    I’ve been on a shirt-making binge lately since I realized that I kept reaching for the few blouses and shirts that I had and decided that must mean I need more of them. However, the blouse in the intro picture for this article #130 from August 2010 – i have made it and I really don’t recommend the pattern. It has great shaping on the shoulders and fits well with no darts – very clever. BUT it has “concealed buttons” and they are “concealed” by buttoning into the back of the front facing. This is really bad drafting. It doesn’t work in wear because the buttons tug the facing outwards when you move. I have seen this so-called concealed button drafting on another Burda mag shirt pattern since then. I think it’s about time the drafters lost this method.

    Today I am about to try to salvage my blouse by handstitching the buttonholes on the facing closed and then just making normal buttonholes through the front piece and facing included.

    This summer I have also made four other button-up shirts by Burda mag (as well as other stuff) and had no problem at all with them. They are all great, including the one that had a proper concealed button panel [8/2009/129].

  • Meg_large

    Aug 20, 2011, 01.00 AMby madebymeg

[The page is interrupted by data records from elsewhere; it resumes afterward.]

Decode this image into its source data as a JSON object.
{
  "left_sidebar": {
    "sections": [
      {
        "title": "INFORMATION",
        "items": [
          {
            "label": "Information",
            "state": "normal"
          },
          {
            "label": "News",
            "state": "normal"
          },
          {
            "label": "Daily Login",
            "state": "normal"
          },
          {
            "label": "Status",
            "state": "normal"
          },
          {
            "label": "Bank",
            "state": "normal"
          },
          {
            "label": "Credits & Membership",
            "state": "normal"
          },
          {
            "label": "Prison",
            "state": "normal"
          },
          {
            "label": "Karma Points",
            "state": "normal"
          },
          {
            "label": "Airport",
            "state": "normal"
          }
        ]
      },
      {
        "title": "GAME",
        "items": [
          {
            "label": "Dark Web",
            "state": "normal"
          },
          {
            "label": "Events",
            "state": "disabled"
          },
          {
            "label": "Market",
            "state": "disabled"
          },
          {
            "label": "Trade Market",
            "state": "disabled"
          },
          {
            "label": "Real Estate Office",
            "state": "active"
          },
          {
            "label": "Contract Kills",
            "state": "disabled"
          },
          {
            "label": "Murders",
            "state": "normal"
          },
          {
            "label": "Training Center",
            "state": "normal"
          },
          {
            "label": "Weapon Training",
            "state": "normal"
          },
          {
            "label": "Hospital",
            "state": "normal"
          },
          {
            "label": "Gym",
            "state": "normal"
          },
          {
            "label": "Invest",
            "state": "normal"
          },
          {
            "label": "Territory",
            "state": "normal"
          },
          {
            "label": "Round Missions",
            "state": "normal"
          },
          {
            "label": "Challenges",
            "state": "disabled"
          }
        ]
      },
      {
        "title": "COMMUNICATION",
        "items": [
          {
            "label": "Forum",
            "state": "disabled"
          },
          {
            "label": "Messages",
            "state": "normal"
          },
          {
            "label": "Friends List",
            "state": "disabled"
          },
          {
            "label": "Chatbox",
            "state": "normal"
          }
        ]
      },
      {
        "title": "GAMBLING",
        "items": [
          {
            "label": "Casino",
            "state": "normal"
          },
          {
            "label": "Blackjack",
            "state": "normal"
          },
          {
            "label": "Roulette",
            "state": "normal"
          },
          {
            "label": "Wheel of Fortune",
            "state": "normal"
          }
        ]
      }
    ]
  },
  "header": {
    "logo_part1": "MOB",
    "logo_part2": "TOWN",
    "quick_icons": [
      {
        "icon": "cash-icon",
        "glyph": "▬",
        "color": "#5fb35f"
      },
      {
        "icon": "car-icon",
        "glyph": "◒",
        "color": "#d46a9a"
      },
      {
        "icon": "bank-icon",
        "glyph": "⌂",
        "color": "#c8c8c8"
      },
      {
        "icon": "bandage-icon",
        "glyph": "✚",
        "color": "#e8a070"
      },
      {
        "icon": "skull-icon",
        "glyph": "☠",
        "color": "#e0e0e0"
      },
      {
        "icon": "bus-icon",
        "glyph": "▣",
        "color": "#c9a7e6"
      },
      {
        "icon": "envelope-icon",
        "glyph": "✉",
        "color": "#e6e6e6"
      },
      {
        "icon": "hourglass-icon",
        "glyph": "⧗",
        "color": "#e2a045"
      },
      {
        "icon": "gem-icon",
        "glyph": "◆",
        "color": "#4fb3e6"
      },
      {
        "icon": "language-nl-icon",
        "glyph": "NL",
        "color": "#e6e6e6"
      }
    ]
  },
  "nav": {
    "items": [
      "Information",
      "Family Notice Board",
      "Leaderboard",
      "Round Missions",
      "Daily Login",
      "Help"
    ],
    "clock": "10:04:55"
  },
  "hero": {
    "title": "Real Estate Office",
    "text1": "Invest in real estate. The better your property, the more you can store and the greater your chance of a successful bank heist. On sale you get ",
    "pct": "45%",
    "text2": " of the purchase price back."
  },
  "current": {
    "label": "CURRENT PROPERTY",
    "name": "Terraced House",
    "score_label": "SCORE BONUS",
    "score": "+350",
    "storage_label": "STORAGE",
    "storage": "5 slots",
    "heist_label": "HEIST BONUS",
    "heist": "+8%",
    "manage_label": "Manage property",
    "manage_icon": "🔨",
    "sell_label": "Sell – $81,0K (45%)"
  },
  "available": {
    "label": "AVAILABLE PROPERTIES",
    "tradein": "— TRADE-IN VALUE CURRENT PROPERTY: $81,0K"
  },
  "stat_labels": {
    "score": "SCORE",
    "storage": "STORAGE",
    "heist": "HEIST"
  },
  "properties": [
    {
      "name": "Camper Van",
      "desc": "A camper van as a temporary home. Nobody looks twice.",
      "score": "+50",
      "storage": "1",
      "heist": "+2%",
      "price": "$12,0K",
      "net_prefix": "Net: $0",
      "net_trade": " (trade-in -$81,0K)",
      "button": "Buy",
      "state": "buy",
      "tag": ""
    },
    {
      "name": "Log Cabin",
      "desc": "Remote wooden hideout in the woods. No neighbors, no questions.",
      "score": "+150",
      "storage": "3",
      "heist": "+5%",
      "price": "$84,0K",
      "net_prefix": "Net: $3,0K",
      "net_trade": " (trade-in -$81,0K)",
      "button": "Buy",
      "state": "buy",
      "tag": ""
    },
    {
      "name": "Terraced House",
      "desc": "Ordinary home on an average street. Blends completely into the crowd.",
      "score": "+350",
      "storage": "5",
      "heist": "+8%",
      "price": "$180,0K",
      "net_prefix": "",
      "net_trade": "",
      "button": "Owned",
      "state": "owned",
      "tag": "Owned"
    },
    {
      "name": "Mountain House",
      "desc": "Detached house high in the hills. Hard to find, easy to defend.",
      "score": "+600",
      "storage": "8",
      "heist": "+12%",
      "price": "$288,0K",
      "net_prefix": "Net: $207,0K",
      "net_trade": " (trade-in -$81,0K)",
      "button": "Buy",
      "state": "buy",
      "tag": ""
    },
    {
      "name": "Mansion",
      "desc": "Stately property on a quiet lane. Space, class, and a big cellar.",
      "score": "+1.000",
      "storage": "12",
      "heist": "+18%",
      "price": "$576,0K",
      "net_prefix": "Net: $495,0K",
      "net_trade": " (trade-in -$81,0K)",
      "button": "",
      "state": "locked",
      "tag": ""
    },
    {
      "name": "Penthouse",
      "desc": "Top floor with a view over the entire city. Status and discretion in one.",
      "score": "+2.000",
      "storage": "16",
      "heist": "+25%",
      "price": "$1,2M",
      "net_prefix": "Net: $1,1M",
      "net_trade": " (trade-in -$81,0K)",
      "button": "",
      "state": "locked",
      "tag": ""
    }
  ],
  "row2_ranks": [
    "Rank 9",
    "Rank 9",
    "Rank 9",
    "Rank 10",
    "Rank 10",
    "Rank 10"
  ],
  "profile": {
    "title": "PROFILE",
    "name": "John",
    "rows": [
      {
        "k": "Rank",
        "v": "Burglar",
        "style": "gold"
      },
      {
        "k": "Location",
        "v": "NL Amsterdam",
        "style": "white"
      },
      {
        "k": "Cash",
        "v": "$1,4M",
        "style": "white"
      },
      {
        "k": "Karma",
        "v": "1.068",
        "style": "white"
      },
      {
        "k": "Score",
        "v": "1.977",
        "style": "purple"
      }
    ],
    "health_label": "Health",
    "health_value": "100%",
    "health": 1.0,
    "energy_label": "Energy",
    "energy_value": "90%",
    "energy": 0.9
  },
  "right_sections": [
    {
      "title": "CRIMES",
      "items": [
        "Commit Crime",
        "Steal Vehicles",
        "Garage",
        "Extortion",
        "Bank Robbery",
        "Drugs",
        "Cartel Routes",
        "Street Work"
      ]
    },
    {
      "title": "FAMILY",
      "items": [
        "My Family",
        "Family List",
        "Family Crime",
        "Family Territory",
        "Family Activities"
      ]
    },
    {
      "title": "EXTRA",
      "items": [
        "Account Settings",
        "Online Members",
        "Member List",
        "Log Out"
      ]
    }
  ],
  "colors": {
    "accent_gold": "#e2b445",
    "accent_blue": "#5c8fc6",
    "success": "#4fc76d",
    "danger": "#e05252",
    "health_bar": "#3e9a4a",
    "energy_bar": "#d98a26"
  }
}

    thanks for the shout out! i’ve been on a blouse binge lately. here’s my own inspiration page of cool twists on the classic blouse: http://megmadethis.blogspot.com/2011/07/blouses.html

  • Img_3333_large

    Aug 20, 2011, 12.07 AMby redviv

    Love shirts and completely agree with the go-to status they hold in my wardrobe.

  • Carnationbord_large

    Aug 19, 2011, 08.55 PMby MientjiB

    I have a massive gap in my wardrobe when it comes to button-up shirts! Thank you for this post – some inspiration to get me going :-)

    • This is a question
  1. Sign in to add a post

Departments

  • Editors' Pick
  • Fashion & Trends
  • Backstage Report
  • Web Seminars
  • DIY to Try
  • Mandie's Picks
  • Denise's Desk
  • Meg's Magazine Mash Up!
  • Featured Member
  • Competitions
  • Guest Columns
  • Comment to Win
  • Monthly Memo
  • BurdaStyle Sewing Vintage Modern
  • ARCHIVE
  • Sewing & Techniques
  • Courses
  • Videos
Burdastyle

http://burdastyle.com//blog/make-it-yours-the-button-up-shirt